-- Task brief --
If a picture appears among the records, leave it out and set down everything else exactly as it stands.

* * * * * * *

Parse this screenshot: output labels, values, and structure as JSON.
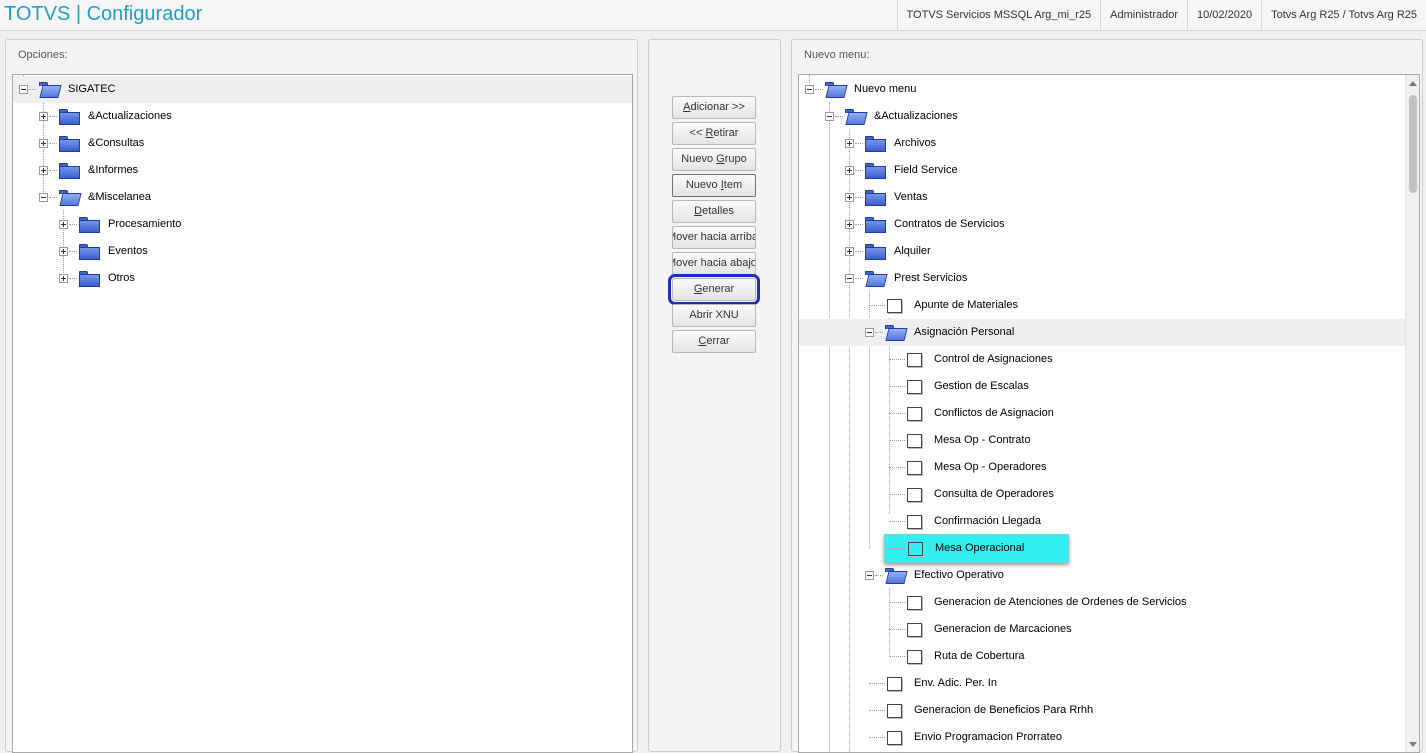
{
  "app": {
    "title": "TOTVS | Configurador"
  },
  "status": {
    "environment": "TOTVS Servicios MSSQL Arg_mi_r25",
    "user": "Administrador",
    "date": "10/02/2020",
    "branch": "Totvs Arg R25 / Totvs Arg R25"
  },
  "left_panel": {
    "title": "Opciones:",
    "tree": {
      "root": "SIGATEC",
      "actualizaciones": "&Actualizaciones",
      "consultas": "&Consultas",
      "informes": "&Informes",
      "miscelanea": "&Miscelanea",
      "procesamiento": "Procesamiento",
      "eventos": "Eventos",
      "otros": "Otros"
    }
  },
  "buttons": {
    "adicionar": {
      "pre": "",
      "key": "A",
      "post": "dicionar >>"
    },
    "retirar": {
      "pre": "<< ",
      "key": "R",
      "post": "etirar"
    },
    "nuevo_grupo": {
      "pre": "Nuevo ",
      "key": "G",
      "post": "rupo"
    },
    "nuevo_item": {
      "pre": "Nuevo ",
      "key": "I",
      "post": "tem"
    },
    "detalles": {
      "pre": "",
      "key": "D",
      "post": "etalles"
    },
    "mover_arriba": "Mover hacia arriba",
    "mover_abajo": "Mover hacia abajo",
    "generar": {
      "pre": "",
      "key": "G",
      "post": "enerar"
    },
    "abrir_xnu": "Abrir XNU",
    "cerrar": {
      "pre": "",
      "key": "C",
      "post": "errar"
    }
  },
  "right_panel": {
    "title": "Nuevo menu:",
    "tree": {
      "root": "Nuevo menu",
      "actualizaciones": "&Actualizaciones",
      "archivos": "Archivos",
      "field_service": "Field Service",
      "ventas": "Ventas",
      "contratos": "Contratos de Servicios",
      "alquiler": "Alquiler",
      "prest_servicios": "Prest Servicios",
      "apunte": "Apunte de Materiales",
      "asignacion": "Asignación Personal",
      "control": "Control de Asignaciones",
      "gestion": "Gestion de Escalas",
      "conflictos": "Conflictos de Asignacion",
      "mesa_contrato": "Mesa Op - Contrato",
      "mesa_operadores": "Mesa Op - Operadores",
      "consulta_operadores": "Consulta de Operadores",
      "confirmacion": "Confirmación Llegada",
      "mesa_operacional": "Mesa Operacional",
      "efectivo": "Efectivo Operativo",
      "generacion_atenciones": "Generacion de Atenciones de Ordenes de Servicios",
      "generacion_marcaciones": "Generacion de Marcaciones",
      "ruta": "Ruta de Cobertura",
      "env_adic": "Env. Adic. Per. In",
      "generacion_beneficios": "Generacion de Beneficios Para Rrhh",
      "envio_prog": "Envio Programacion Prorrateo"
    }
  },
  "colors": {
    "title": "#1f9dc9",
    "highlight": "#33f0f0",
    "focus_ring": "#1d2dc0",
    "folder": "#4466c8"
  },
  "icons": {
    "folder": "folder-icon",
    "open_folder": "folder-open-icon",
    "item": "menu-item-icon",
    "expand": "plus-box-icon",
    "collapse": "minus-box-icon"
  }
}
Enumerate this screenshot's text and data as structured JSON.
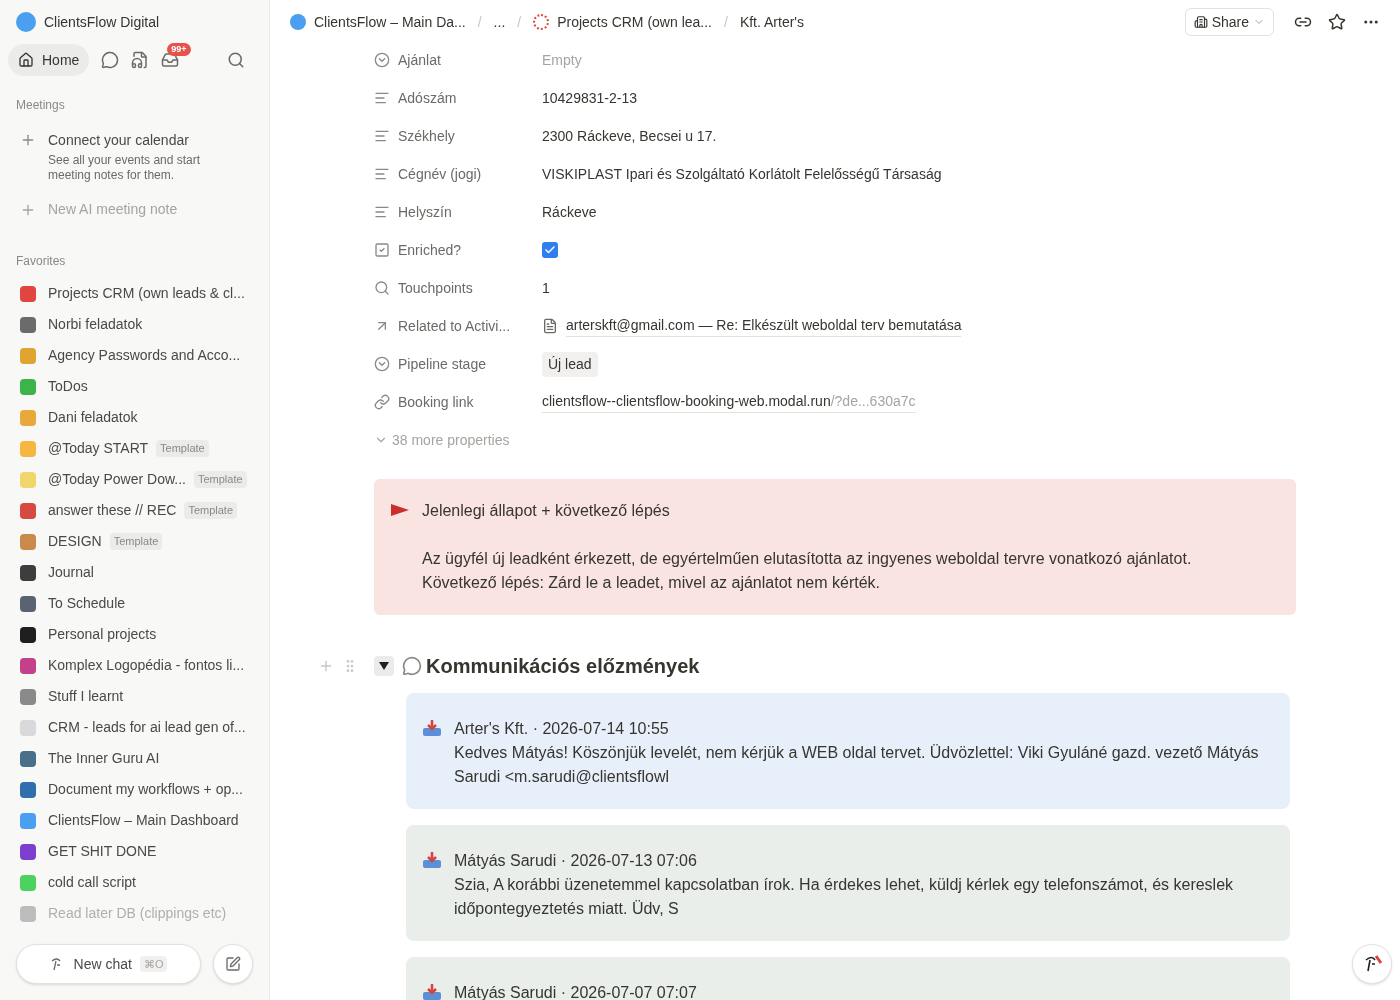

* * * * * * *

-- Result of the exercise --
Parse this screenshot: output labels, values, and structure as JSON.
{
  "app": {
    "title": "TOTVS | Configurador"
  },
  "status": {
    "environment": "TOTVS Servicios MSSQL Arg_mi_r25",
    "user": "Administrador",
    "date": "10/02/2020",
    "branch": "Totvs Arg R25 / Totvs Arg R25"
  },
  "left_panel": {
    "title": "Opciones:",
    "tree": {
      "root": "SIGATEC",
      "actualizaciones": "&Actualizaciones",
      "consultas": "&Consultas",
      "informes": "&Informes",
      "miscelanea": "&Miscelanea",
      "procesamiento": "Procesamiento",
      "eventos": "Eventos",
      "otros": "Otros"
    }
  },
  "buttons": {
    "adicionar": {
      "pre": "",
      "key": "A",
      "post": "dicionar >>"
    },
    "retirar": {
      "pre": "<< ",
      "key": "R",
      "post": "etirar"
    },
    "nuevo_grupo": {
      "pre": "Nuevo ",
      "key": "G",
      "post": "rupo"
    },
    "nuevo_item": {
      "pre": "Nuevo ",
      "key": "I",
      "post": "tem"
    },
    "detalles": {
      "pre": "",
      "key": "D",
      "post": "etalles"
    },
    "mover_arriba": "Mover hacia arriba",
    "mover_abajo": "Mover hacia abajo",
    "generar": {
      "pre": "",
      "key": "G",
      "post": "enerar"
    },
    "abrir_xnu": "Abrir XNU",
    "cerrar": {
      "pre": "",
      "key": "C",
      "post": "errar"
    }
  },
  "right_panel": {
    "title": "Nuevo menu:",
    "tree": {
      "root": "Nuevo menu",
      "actualizaciones": "&Actualizaciones",
      "archivos": "Archivos",
      "field_service": "Field Service",
      "ventas": "Ventas",
      "contratos": "Contratos de Servicios",
      "alquiler": "Alquiler",
      "prest_servicios": "Prest Servicios",
      "apunte": "Apunte de Materiales",
      "asignacion": "Asignación Personal",
      "control": "Control de Asignaciones",
      "gestion": "Gestion de Escalas",
      "conflictos": "Conflictos de Asignacion",
      "mesa_contrato": "Mesa Op - Contrato",
      "mesa_operadores": "Mesa Op - Operadores",
      "consulta_operadores": "Consulta de Operadores",
      "confirmacion": "Confirmación Llegada",
      "mesa_operacional": "Mesa Operacional",
      "efectivo": "Efectivo Operativo",
      "generacion_atenciones": "Generacion de Atenciones de Ordenes de Servicios",
      "generacion_marcaciones": "Generacion de Marcaciones",
      "ruta": "Ruta de Cobertura",
      "env_adic": "Env. Adic. Per. In",
      "generacion_beneficios": "Generacion de Beneficios Para Rrhh",
      "envio_prog": "Envio Programacion Prorrateo"
    }
  },
  "colors": {
    "title": "#1f9dc9",
    "highlight": "#33f0f0",
    "focus_ring": "#1d2dc0",
    "folder": "#4466c8"
  },
  "icons": {
    "folder": "folder-icon",
    "open_folder": "folder-open-icon",
    "item": "menu-item-icon",
    "expand": "plus-box-icon",
    "collapse": "minus-box-icon"
  }
}
Enumerate this screenshot's text and data as structured JSON.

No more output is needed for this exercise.